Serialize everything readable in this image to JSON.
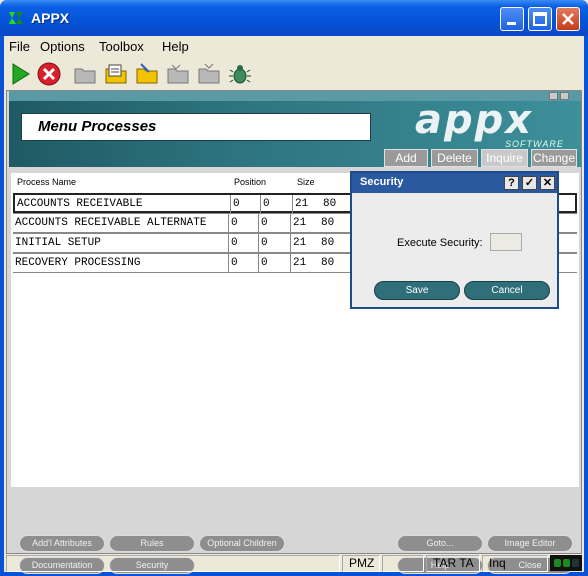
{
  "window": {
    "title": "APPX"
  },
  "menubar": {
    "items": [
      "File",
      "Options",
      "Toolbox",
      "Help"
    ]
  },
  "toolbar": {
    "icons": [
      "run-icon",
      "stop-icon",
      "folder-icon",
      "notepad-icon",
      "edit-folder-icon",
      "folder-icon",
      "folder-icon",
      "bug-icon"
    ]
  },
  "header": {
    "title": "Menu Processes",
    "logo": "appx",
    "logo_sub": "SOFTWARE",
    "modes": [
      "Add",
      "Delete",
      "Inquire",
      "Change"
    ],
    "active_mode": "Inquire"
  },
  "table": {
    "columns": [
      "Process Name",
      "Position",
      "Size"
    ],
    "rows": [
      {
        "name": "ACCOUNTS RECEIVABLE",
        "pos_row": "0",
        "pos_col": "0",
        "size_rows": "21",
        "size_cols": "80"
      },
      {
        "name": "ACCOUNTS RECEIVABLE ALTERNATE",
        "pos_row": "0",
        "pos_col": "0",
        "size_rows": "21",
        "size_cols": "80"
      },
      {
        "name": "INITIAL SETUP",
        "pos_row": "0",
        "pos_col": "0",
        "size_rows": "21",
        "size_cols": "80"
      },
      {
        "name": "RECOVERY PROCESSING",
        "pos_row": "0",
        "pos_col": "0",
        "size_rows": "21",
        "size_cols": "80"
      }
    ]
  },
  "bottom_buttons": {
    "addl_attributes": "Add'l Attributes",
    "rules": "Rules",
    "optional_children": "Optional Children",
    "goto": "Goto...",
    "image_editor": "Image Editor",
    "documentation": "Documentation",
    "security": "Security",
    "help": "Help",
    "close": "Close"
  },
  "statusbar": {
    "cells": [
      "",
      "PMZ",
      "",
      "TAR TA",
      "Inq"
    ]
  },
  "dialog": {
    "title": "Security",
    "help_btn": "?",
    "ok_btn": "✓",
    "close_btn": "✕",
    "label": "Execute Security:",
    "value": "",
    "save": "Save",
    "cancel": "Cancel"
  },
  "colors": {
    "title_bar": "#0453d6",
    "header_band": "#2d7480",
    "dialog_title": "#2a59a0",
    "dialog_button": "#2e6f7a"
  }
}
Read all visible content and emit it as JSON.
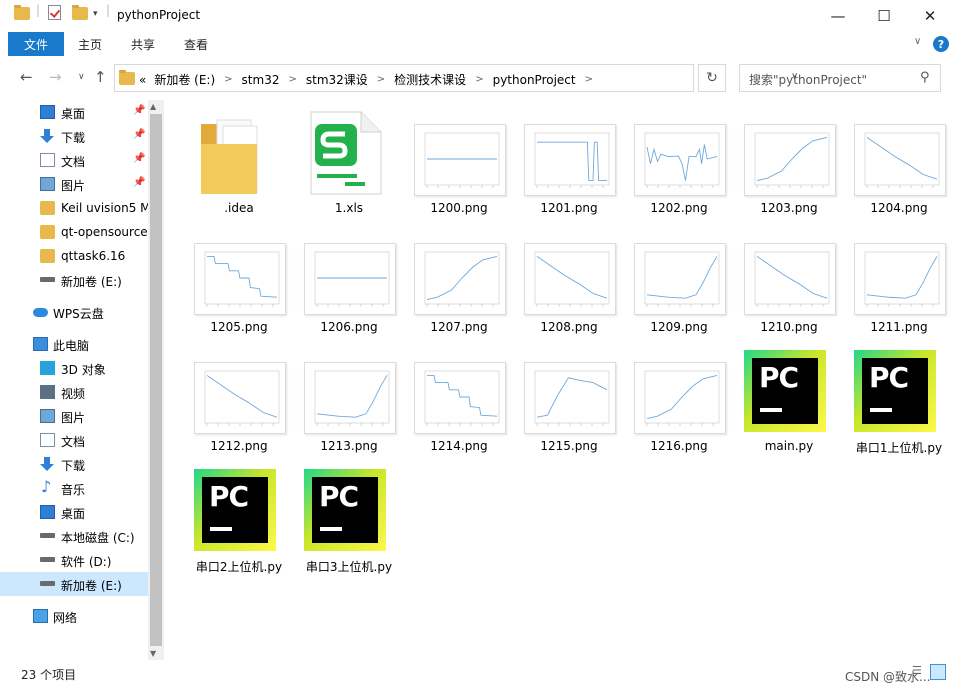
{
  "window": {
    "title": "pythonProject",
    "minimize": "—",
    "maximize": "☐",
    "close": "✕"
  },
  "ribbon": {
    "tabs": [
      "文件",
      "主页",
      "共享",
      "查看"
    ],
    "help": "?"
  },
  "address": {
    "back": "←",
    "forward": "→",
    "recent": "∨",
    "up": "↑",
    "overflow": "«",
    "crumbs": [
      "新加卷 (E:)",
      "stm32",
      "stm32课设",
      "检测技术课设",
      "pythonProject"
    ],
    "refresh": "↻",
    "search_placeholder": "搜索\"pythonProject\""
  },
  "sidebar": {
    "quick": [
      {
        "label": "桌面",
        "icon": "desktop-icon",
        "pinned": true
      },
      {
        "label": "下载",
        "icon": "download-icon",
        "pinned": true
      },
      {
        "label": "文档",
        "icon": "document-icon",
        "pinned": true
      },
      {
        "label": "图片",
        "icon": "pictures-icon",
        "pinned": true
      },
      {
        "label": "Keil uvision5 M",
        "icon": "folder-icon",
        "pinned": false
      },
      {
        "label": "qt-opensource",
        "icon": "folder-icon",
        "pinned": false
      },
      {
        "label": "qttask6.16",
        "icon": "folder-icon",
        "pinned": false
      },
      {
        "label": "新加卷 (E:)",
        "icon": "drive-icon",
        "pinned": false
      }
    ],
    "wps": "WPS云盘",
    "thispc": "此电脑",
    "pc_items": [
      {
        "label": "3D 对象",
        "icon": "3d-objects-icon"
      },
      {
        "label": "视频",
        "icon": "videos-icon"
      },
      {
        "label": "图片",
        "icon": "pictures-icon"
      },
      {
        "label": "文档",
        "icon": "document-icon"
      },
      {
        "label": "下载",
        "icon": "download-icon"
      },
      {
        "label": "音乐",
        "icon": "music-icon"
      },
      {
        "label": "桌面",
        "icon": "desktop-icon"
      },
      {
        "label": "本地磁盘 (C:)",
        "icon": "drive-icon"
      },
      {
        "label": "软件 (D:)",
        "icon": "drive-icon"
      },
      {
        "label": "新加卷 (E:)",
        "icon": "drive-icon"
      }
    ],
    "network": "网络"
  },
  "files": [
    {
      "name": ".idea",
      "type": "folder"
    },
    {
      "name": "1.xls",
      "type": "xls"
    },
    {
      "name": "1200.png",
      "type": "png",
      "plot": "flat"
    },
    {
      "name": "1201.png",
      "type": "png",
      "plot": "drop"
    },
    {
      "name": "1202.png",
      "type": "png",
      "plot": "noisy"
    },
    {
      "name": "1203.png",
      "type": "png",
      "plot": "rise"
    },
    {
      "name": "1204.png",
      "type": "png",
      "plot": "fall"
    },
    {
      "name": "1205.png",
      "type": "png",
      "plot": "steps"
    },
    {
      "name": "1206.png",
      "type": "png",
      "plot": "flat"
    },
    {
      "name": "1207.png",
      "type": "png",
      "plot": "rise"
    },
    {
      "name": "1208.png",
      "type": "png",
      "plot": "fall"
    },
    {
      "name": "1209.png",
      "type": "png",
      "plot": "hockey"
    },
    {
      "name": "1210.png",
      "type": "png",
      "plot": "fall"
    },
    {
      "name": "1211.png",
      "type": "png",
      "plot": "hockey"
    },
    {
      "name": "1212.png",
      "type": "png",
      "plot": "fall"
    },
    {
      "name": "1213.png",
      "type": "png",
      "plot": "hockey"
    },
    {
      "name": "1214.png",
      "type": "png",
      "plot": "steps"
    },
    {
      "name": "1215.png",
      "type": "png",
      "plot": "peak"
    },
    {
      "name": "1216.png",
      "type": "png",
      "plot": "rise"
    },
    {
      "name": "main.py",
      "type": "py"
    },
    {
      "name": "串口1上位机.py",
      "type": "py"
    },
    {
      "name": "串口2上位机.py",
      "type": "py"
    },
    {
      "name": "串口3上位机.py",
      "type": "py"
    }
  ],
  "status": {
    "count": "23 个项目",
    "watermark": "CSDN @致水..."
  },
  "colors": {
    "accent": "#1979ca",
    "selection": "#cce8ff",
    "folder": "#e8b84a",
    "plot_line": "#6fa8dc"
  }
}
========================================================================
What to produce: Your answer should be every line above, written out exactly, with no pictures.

Response for this exercise:
Serialize everything readable in this image to JSON.
{
  "window": {
    "title": "APPX"
  },
  "menubar": {
    "items": [
      "File",
      "Options",
      "Toolbox",
      "Help"
    ]
  },
  "toolbar": {
    "icons": [
      "run-icon",
      "stop-icon",
      "folder-icon",
      "notepad-icon",
      "edit-folder-icon",
      "folder-icon",
      "folder-icon",
      "bug-icon"
    ]
  },
  "header": {
    "title": "Menu Processes",
    "logo": "appx",
    "logo_sub": "SOFTWARE",
    "modes": [
      "Add",
      "Delete",
      "Inquire",
      "Change"
    ],
    "active_mode": "Inquire"
  },
  "table": {
    "columns": [
      "Process Name",
      "Position",
      "Size"
    ],
    "rows": [
      {
        "name": "ACCOUNTS RECEIVABLE",
        "pos_row": "0",
        "pos_col": "0",
        "size_rows": "21",
        "size_cols": "80"
      },
      {
        "name": "ACCOUNTS RECEIVABLE ALTERNATE",
        "pos_row": "0",
        "pos_col": "0",
        "size_rows": "21",
        "size_cols": "80"
      },
      {
        "name": "INITIAL SETUP",
        "pos_row": "0",
        "pos_col": "0",
        "size_rows": "21",
        "size_cols": "80"
      },
      {
        "name": "RECOVERY PROCESSING",
        "pos_row": "0",
        "pos_col": "0",
        "size_rows": "21",
        "size_cols": "80"
      }
    ]
  },
  "bottom_buttons": {
    "addl_attributes": "Add'l Attributes",
    "rules": "Rules",
    "optional_children": "Optional Children",
    "goto": "Goto...",
    "image_editor": "Image Editor",
    "documentation": "Documentation",
    "security": "Security",
    "help": "Help",
    "close": "Close"
  },
  "statusbar": {
    "cells": [
      "",
      "PMZ",
      "",
      "TAR TA",
      "Inq"
    ]
  },
  "dialog": {
    "title": "Security",
    "help_btn": "?",
    "ok_btn": "✓",
    "close_btn": "✕",
    "label": "Execute Security:",
    "value": "",
    "save": "Save",
    "cancel": "Cancel"
  },
  "colors": {
    "title_bar": "#0453d6",
    "header_band": "#2d7480",
    "dialog_title": "#2a59a0",
    "dialog_button": "#2e6f7a"
  }
}
Read all visible content and emit it as JSON.
{
  "window": {
    "title": "pythonProject",
    "minimize": "—",
    "maximize": "☐",
    "close": "✕"
  },
  "ribbon": {
    "tabs": [
      "文件",
      "主页",
      "共享",
      "查看"
    ],
    "help": "?"
  },
  "address": {
    "back": "←",
    "forward": "→",
    "recent": "∨",
    "up": "↑",
    "overflow": "«",
    "crumbs": [
      "新加卷 (E:)",
      "stm32",
      "stm32课设",
      "检测技术课设",
      "pythonProject"
    ],
    "refresh": "↻",
    "search_placeholder": "搜索\"pythonProject\""
  },
  "sidebar": {
    "quick": [
      {
        "label": "桌面",
        "icon": "desktop-icon",
        "pinned": true
      },
      {
        "label": "下载",
        "icon": "download-icon",
        "pinned": true
      },
      {
        "label": "文档",
        "icon": "document-icon",
        "pinned": true
      },
      {
        "label": "图片",
        "icon": "pictures-icon",
        "pinned": true
      },
      {
        "label": "Keil uvision5 M",
        "icon": "folder-icon",
        "pinned": false
      },
      {
        "label": "qt-opensource",
        "icon": "folder-icon",
        "pinned": false
      },
      {
        "label": "qttask6.16",
        "icon": "folder-icon",
        "pinned": false
      },
      {
        "label": "新加卷 (E:)",
        "icon": "drive-icon",
        "pinned": false
      }
    ],
    "wps": "WPS云盘",
    "thispc": "此电脑",
    "pc_items": [
      {
        "label": "3D 对象",
        "icon": "3d-objects-icon"
      },
      {
        "label": "视频",
        "icon": "videos-icon"
      },
      {
        "label": "图片",
        "icon": "pictures-icon"
      },
      {
        "label": "文档",
        "icon": "document-icon"
      },
      {
        "label": "下载",
        "icon": "download-icon"
      },
      {
        "label": "音乐",
        "icon": "music-icon"
      },
      {
        "label": "桌面",
        "icon": "desktop-icon"
      },
      {
        "label": "本地磁盘 (C:)",
        "icon": "drive-icon"
      },
      {
        "label": "软件 (D:)",
        "icon": "drive-icon"
      },
      {
        "label": "新加卷 (E:)",
        "icon": "drive-icon"
      }
    ],
    "network": "网络"
  },
  "files": [
    {
      "name": ".idea",
      "type": "folder"
    },
    {
      "name": "1.xls",
      "type": "xls"
    },
    {
      "name": "1200.png",
      "type": "png",
      "plot": "flat"
    },
    {
      "name": "1201.png",
      "type": "png",
      "plot": "drop"
    },
    {
      "name": "1202.png",
      "type": "png",
      "plot": "noisy"
    },
    {
      "name": "1203.png",
      "type": "png",
      "plot": "rise"
    },
    {
      "name": "1204.png",
      "type": "png",
      "plot": "fall"
    },
    {
      "name": "1205.png",
      "type": "png",
      "plot": "steps"
    },
    {
      "name": "1206.png",
      "type": "png",
      "plot": "flat"
    },
    {
      "name": "1207.png",
      "type": "png",
      "plot": "rise"
    },
    {
      "name": "1208.png",
      "type": "png",
      "plot": "fall"
    },
    {
      "name": "1209.png",
      "type": "png",
      "plot": "hockey"
    },
    {
      "name": "1210.png",
      "type": "png",
      "plot": "fall"
    },
    {
      "name": "1211.png",
      "type": "png",
      "plot": "hockey"
    },
    {
      "name": "1212.png",
      "type": "png",
      "plot": "fall"
    },
    {
      "name": "1213.png",
      "type": "png",
      "plot": "hockey"
    },
    {
      "name": "1214.png",
      "type": "png",
      "plot": "steps"
    },
    {
      "name": "1215.png",
      "type": "png",
      "plot": "peak"
    },
    {
      "name": "1216.png",
      "type": "png",
      "plot": "rise"
    },
    {
      "name": "main.py",
      "type": "py"
    },
    {
      "name": "串口1上位机.py",
      "type": "py"
    },
    {
      "name": "串口2上位机.py",
      "type": "py"
    },
    {
      "name": "串口3上位机.py",
      "type": "py"
    }
  ],
  "status": {
    "count": "23 个项目",
    "watermark": "CSDN @致水..."
  },
  "colors": {
    "accent": "#1979ca",
    "selection": "#cce8ff",
    "folder": "#e8b84a",
    "plot_line": "#6fa8dc"
  }
}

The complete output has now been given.